Though Tesla may have patented advantages on the electrolyte side, the Canadian cathode manufacturing firm NanoONE points out in an informational email that "single crystal NMC materials can be expensive to manufacture." According to NanoONE, "the results [of Dahn's research" demonstrates what NMC pouch cells are truly capable of regarding stability and durability." Because Dahn's paper is "short on details," it's not at all clear that the cost benefits of two-additive electrolytes isn't outweighed by the additional cost of moving to single-crystal NMC cathodes which depends on the supplier [Ed: NanoONE has patented a single-step single-crystal NMC cathode manufacturing process].

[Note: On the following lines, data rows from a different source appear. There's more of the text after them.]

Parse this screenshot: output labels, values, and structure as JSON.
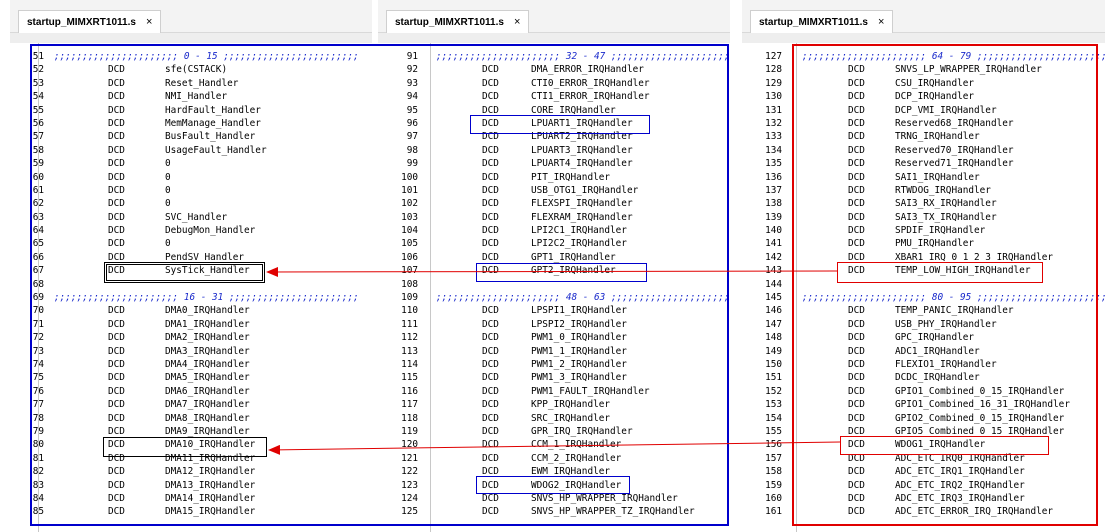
{
  "colors": {
    "blue_frame": "#0000cc",
    "red_frame": "#e00000",
    "comment": "#1a2acb",
    "arrow": "#e00000"
  },
  "panels": [
    {
      "tab_label": "startup_MIMXRT1011.s",
      "close_icon": "×",
      "lines": [
        {
          "n": "51",
          "c": ";;;;;;;;;;;;;;;;;;;;;; 0 - 15 ;;;;;;;;;;;;;;;;;;;;;;;;"
        },
        {
          "n": "52",
          "k": "DCD",
          "h": "sfe(CSTACK)"
        },
        {
          "n": "53",
          "k": "DCD",
          "h": "Reset_Handler"
        },
        {
          "n": "54",
          "k": "DCD",
          "h": "NMI_Handler"
        },
        {
          "n": "55",
          "k": "DCD",
          "h": "HardFault_Handler"
        },
        {
          "n": "56",
          "k": "DCD",
          "h": "MemManage_Handler"
        },
        {
          "n": "57",
          "k": "DCD",
          "h": "BusFault_Handler"
        },
        {
          "n": "58",
          "k": "DCD",
          "h": "UsageFault_Handler"
        },
        {
          "n": "59",
          "k": "DCD",
          "h": "0"
        },
        {
          "n": "60",
          "k": "DCD",
          "h": "0"
        },
        {
          "n": "61",
          "k": "DCD",
          "h": "0"
        },
        {
          "n": "62",
          "k": "DCD",
          "h": "0"
        },
        {
          "n": "63",
          "k": "DCD",
          "h": "SVC_Handler"
        },
        {
          "n": "64",
          "k": "DCD",
          "h": "DebugMon_Handler"
        },
        {
          "n": "65",
          "k": "DCD",
          "h": "0"
        },
        {
          "n": "66",
          "k": "DCD",
          "h": "PendSV_Handler"
        },
        {
          "n": "67",
          "k": "DCD",
          "h": "SysTick_Handler"
        },
        {
          "n": "68"
        },
        {
          "n": "69",
          "c": ";;;;;;;;;;;;;;;;;;;;;; 16 - 31 ;;;;;;;;;;;;;;;;;;;;;;;"
        },
        {
          "n": "70",
          "k": "DCD",
          "h": "DMA0_IRQHandler"
        },
        {
          "n": "71",
          "k": "DCD",
          "h": "DMA1_IRQHandler"
        },
        {
          "n": "72",
          "k": "DCD",
          "h": "DMA2_IRQHandler"
        },
        {
          "n": "73",
          "k": "DCD",
          "h": "DMA3_IRQHandler"
        },
        {
          "n": "74",
          "k": "DCD",
          "h": "DMA4_IRQHandler"
        },
        {
          "n": "75",
          "k": "DCD",
          "h": "DMA5_IRQHandler"
        },
        {
          "n": "76",
          "k": "DCD",
          "h": "DMA6_IRQHandler"
        },
        {
          "n": "77",
          "k": "DCD",
          "h": "DMA7_IRQHandler"
        },
        {
          "n": "78",
          "k": "DCD",
          "h": "DMA8_IRQHandler"
        },
        {
          "n": "79",
          "k": "DCD",
          "h": "DMA9_IRQHandler"
        },
        {
          "n": "80",
          "k": "DCD",
          "h": "DMA10_IRQHandler"
        },
        {
          "n": "81",
          "k": "DCD",
          "h": "DMA11_IRQHandler"
        },
        {
          "n": "82",
          "k": "DCD",
          "h": "DMA12_IRQHandler"
        },
        {
          "n": "83",
          "k": "DCD",
          "h": "DMA13_IRQHandler"
        },
        {
          "n": "84",
          "k": "DCD",
          "h": "DMA14_IRQHandler"
        },
        {
          "n": "85",
          "k": "DCD",
          "h": "DMA15_IRQHandler"
        }
      ]
    },
    {
      "tab_label": "startup_MIMXRT1011.s",
      "close_icon": "×",
      "lines": [
        {
          "n": "91",
          "c": ";;;;;;;;;;;;;;;;;;;;;; 32 - 47 ;;;;;;;;;;;;;;;;;;;;;;;;"
        },
        {
          "n": "92",
          "k": "DCD",
          "h": "DMA_ERROR_IRQHandler"
        },
        {
          "n": "93",
          "k": "DCD",
          "h": "CTI0_ERROR_IRQHandler"
        },
        {
          "n": "94",
          "k": "DCD",
          "h": "CTI1_ERROR_IRQHandler"
        },
        {
          "n": "95",
          "k": "DCD",
          "h": "CORE_IRQHandler"
        },
        {
          "n": "96",
          "k": "DCD",
          "h": "LPUART1_IRQHandler"
        },
        {
          "n": "97",
          "k": "DCD",
          "h": "LPUART2_IRQHandler"
        },
        {
          "n": "98",
          "k": "DCD",
          "h": "LPUART3_IRQHandler"
        },
        {
          "n": "99",
          "k": "DCD",
          "h": "LPUART4_IRQHandler"
        },
        {
          "n": "100",
          "k": "DCD",
          "h": "PIT_IRQHandler"
        },
        {
          "n": "101",
          "k": "DCD",
          "h": "USB_OTG1_IRQHandler"
        },
        {
          "n": "102",
          "k": "DCD",
          "h": "FLEXSPI_IRQHandler"
        },
        {
          "n": "103",
          "k": "DCD",
          "h": "FLEXRAM_IRQHandler"
        },
        {
          "n": "104",
          "k": "DCD",
          "h": "LPI2C1_IRQHandler"
        },
        {
          "n": "105",
          "k": "DCD",
          "h": "LPI2C2_IRQHandler"
        },
        {
          "n": "106",
          "k": "DCD",
          "h": "GPT1_IRQHandler"
        },
        {
          "n": "107",
          "k": "DCD",
          "h": "GPT2_IRQHandler"
        },
        {
          "n": "108"
        },
        {
          "n": "109",
          "c": ";;;;;;;;;;;;;;;;;;;;;; 48 - 63 ;;;;;;;;;;;;;;;;;;;;;;;;"
        },
        {
          "n": "110",
          "k": "DCD",
          "h": "LPSPI1_IRQHandler"
        },
        {
          "n": "111",
          "k": "DCD",
          "h": "LPSPI2_IRQHandler"
        },
        {
          "n": "112",
          "k": "DCD",
          "h": "PWM1_0_IRQHandler"
        },
        {
          "n": "113",
          "k": "DCD",
          "h": "PWM1_1_IRQHandler"
        },
        {
          "n": "114",
          "k": "DCD",
          "h": "PWM1_2_IRQHandler"
        },
        {
          "n": "115",
          "k": "DCD",
          "h": "PWM1_3_IRQHandler"
        },
        {
          "n": "116",
          "k": "DCD",
          "h": "PWM1_FAULT_IRQHandler"
        },
        {
          "n": "117",
          "k": "DCD",
          "h": "KPP_IRQHandler"
        },
        {
          "n": "118",
          "k": "DCD",
          "h": "SRC_IRQHandler"
        },
        {
          "n": "119",
          "k": "DCD",
          "h": "GPR_IRQ_IRQHandler"
        },
        {
          "n": "120",
          "k": "DCD",
          "h": "CCM_1_IRQHandler"
        },
        {
          "n": "121",
          "k": "DCD",
          "h": "CCM_2_IRQHandler"
        },
        {
          "n": "122",
          "k": "DCD",
          "h": "EWM_IRQHandler"
        },
        {
          "n": "123",
          "k": "DCD",
          "h": "WDOG2_IRQHandler"
        },
        {
          "n": "124",
          "k": "DCD",
          "h": "SNVS_HP_WRAPPER_IRQHandler"
        },
        {
          "n": "125",
          "k": "DCD",
          "h": "SNVS_HP_WRAPPER_TZ_IRQHandler"
        }
      ]
    },
    {
      "tab_label": "startup_MIMXRT1011.s",
      "close_icon": "×",
      "lines": [
        {
          "n": "127",
          "c": ";;;;;;;;;;;;;;;;;;;;;; 64 - 79 ;;;;;;;;;;;;;;;;;;;;;;;;"
        },
        {
          "n": "128",
          "k": "DCD",
          "h": "SNVS_LP_WRAPPER_IRQHandler"
        },
        {
          "n": "129",
          "k": "DCD",
          "h": "CSU_IRQHandler"
        },
        {
          "n": "130",
          "k": "DCD",
          "h": "DCP_IRQHandler"
        },
        {
          "n": "131",
          "k": "DCD",
          "h": "DCP_VMI_IRQHandler"
        },
        {
          "n": "132",
          "k": "DCD",
          "h": "Reserved68_IRQHandler"
        },
        {
          "n": "133",
          "k": "DCD",
          "h": "TRNG_IRQHandler"
        },
        {
          "n": "134",
          "k": "DCD",
          "h": "Reserved70_IRQHandler"
        },
        {
          "n": "135",
          "k": "DCD",
          "h": "Reserved71_IRQHandler"
        },
        {
          "n": "136",
          "k": "DCD",
          "h": "SAI1_IRQHandler"
        },
        {
          "n": "137",
          "k": "DCD",
          "h": "RTWDOG_IRQHandler"
        },
        {
          "n": "138",
          "k": "DCD",
          "h": "SAI3_RX_IRQHandler"
        },
        {
          "n": "139",
          "k": "DCD",
          "h": "SAI3_TX_IRQHandler"
        },
        {
          "n": "140",
          "k": "DCD",
          "h": "SPDIF_IRQHandler"
        },
        {
          "n": "141",
          "k": "DCD",
          "h": "PMU_IRQHandler"
        },
        {
          "n": "142",
          "k": "DCD",
          "h": "XBAR1_IRQ_0_1_2_3_IRQHandler"
        },
        {
          "n": "143",
          "k": "DCD",
          "h": "TEMP_LOW_HIGH_IRQHandler"
        },
        {
          "n": "144"
        },
        {
          "n": "145",
          "c": ";;;;;;;;;;;;;;;;;;;;;; 80 - 95 ;;;;;;;;;;;;;;;;;;;;;;;;"
        },
        {
          "n": "146",
          "k": "DCD",
          "h": "TEMP_PANIC_IRQHandler"
        },
        {
          "n": "147",
          "k": "DCD",
          "h": "USB_PHY_IRQHandler"
        },
        {
          "n": "148",
          "k": "DCD",
          "h": "GPC_IRQHandler"
        },
        {
          "n": "149",
          "k": "DCD",
          "h": "ADC1_IRQHandler"
        },
        {
          "n": "150",
          "k": "DCD",
          "h": "FLEXIO1_IRQHandler"
        },
        {
          "n": "151",
          "k": "DCD",
          "h": "DCDC_IRQHandler"
        },
        {
          "n": "152",
          "k": "DCD",
          "h": "GPIO1_Combined_0_15_IRQHandler"
        },
        {
          "n": "153",
          "k": "DCD",
          "h": "GPIO1_Combined_16_31_IRQHandler"
        },
        {
          "n": "154",
          "k": "DCD",
          "h": "GPIO2_Combined_0_15_IRQHandler"
        },
        {
          "n": "155",
          "k": "DCD",
          "h": "GPIO5_Combined_0_15_IRQHandler"
        },
        {
          "n": "156",
          "k": "DCD",
          "h": "WDOG1_IRQHandler"
        },
        {
          "n": "157",
          "k": "DCD",
          "h": "ADC_ETC_IRQ0_IRQHandler"
        },
        {
          "n": "158",
          "k": "DCD",
          "h": "ADC_ETC_IRQ1_IRQHandler"
        },
        {
          "n": "159",
          "k": "DCD",
          "h": "ADC_ETC_IRQ2_IRQHandler"
        },
        {
          "n": "160",
          "k": "DCD",
          "h": "ADC_ETC_IRQ3_IRQHandler"
        },
        {
          "n": "161",
          "k": "DCD",
          "h": "ADC_ETC_ERROR_IRQ_IRQHandler"
        }
      ]
    }
  ]
}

Another critical factor in any eventual commercialization of this battery technology evolution involves form factor: Dahn's research took place using small prismatic cells, slightly larger than a Canadian $2 "toonie" coin, and not the 18650 or 2170 cylindrical cells Tesla uses. Bringing these cells to market would require entirely new manufacturing techniques on the cathode, electrode and cell level as well as an entire re-architecting of Tesla's battery pack design and accompanying manufacturing changes. Though hardly impossible, these requirements would be incredibly capital-intensive for Tesla to do alone and would require a fundamental shift away from Tesla's unique cylindrical cell-centric knowledge base. That is, unless the demonstrated levels of performance can be replicated in cylindrical cells that have very different specific energy, energy density and surface area characteristics.
Ever since Tesla started building its first vehicle, it has been expecting breakthrough developments in available battery chemistries. This is why it uses cylindrical cells, like the 18650 and 2170 form factors: these are usually where new chemistries are first available at scale, and Tesla hoped that by using them it would be able to plug new chemistries into its existing battery pack architectures ahead of the competition. Instead, what has happened is that relatively minor tweaks to existing chemistries and cathode/electrode/electrolyte makeup and manufacturing tweaks have made steady improvements rather than the hoped-for quantum leaps.
The new breakthroughs from Dahn's lab, at least the ones that have resulted in defensible intellectual property for Tesla, appear to be more of this evolutionary progress. Though the performance benchmark demonstrated is extremely impressive, it more strongly suggests that Tesla's current cylindrical NCA cells are a dead-end than it demonstrates a completely novel class of batteries or even a tweak that can be readily deployed to Tesla's vehicles in the near term.
Dahn's research has rightly generated considerable excitement in the battery and EV communities, and should be celebrated. But if the auto industry has a single lesson to teach, it's that the path from invention to true innovation in this complex and dangerous product class is long and that the devil is in the details. As difficult as it is for observers to understand the breakthrough he has made, we have far more to learn about what will be required to bring Dahn's developments to mass-produced vehicles on the public road.
Casting light on that path from lab breakthrough to viable product, not hyping the hypothetical best-case scenario is the proper place of the media here. Hopefully, Tesla and Dahn will help contribute to that process rather than shrouding this work in mystery in order to maximize hype. In the meantime, anyone hoping to separate reality from hype will continue to have to read primary research and patent applications extremely closely.